(TASK BRIEF):
Word for word, return each entry that follows, with every image removed.

(STORED DATA):
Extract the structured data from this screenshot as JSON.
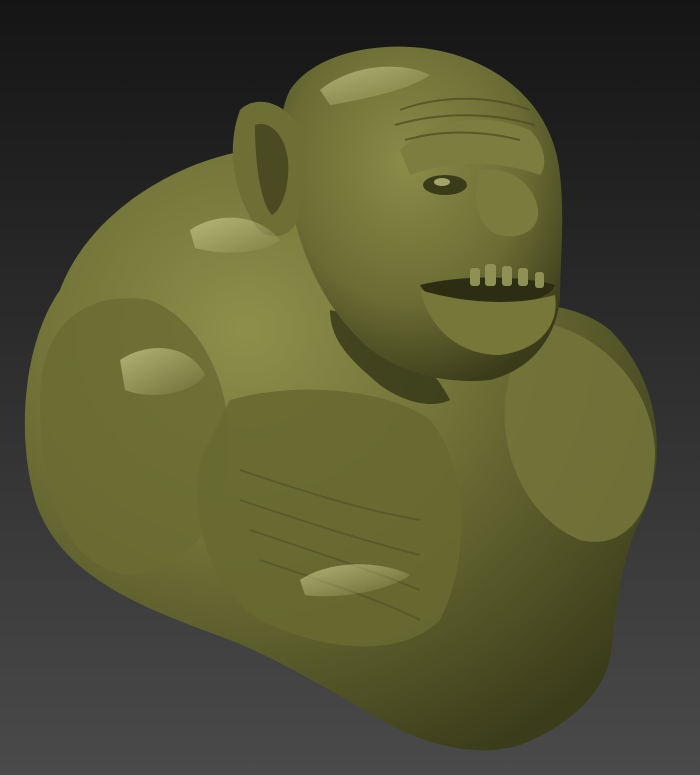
{
  "viewport": {
    "background_top": "#151515",
    "background_bottom": "#4a4a4a"
  },
  "sculpt": {
    "subject": "orc-bust",
    "material_color": "#6f7137",
    "highlight_color": "#b9b97a",
    "shadow_color": "#2a2b12",
    "icon": "sculpt-bust-icon"
  }
}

(RESPONSE):
Extract the structured data from this screenshot as JSON.
{
  "viewport": {
    "background_top": "#151515",
    "background_bottom": "#4a4a4a"
  },
  "sculpt": {
    "subject": "orc-bust",
    "material_color": "#6f7137",
    "highlight_color": "#b9b97a",
    "shadow_color": "#2a2b12",
    "icon": "sculpt-bust-icon"
  }
}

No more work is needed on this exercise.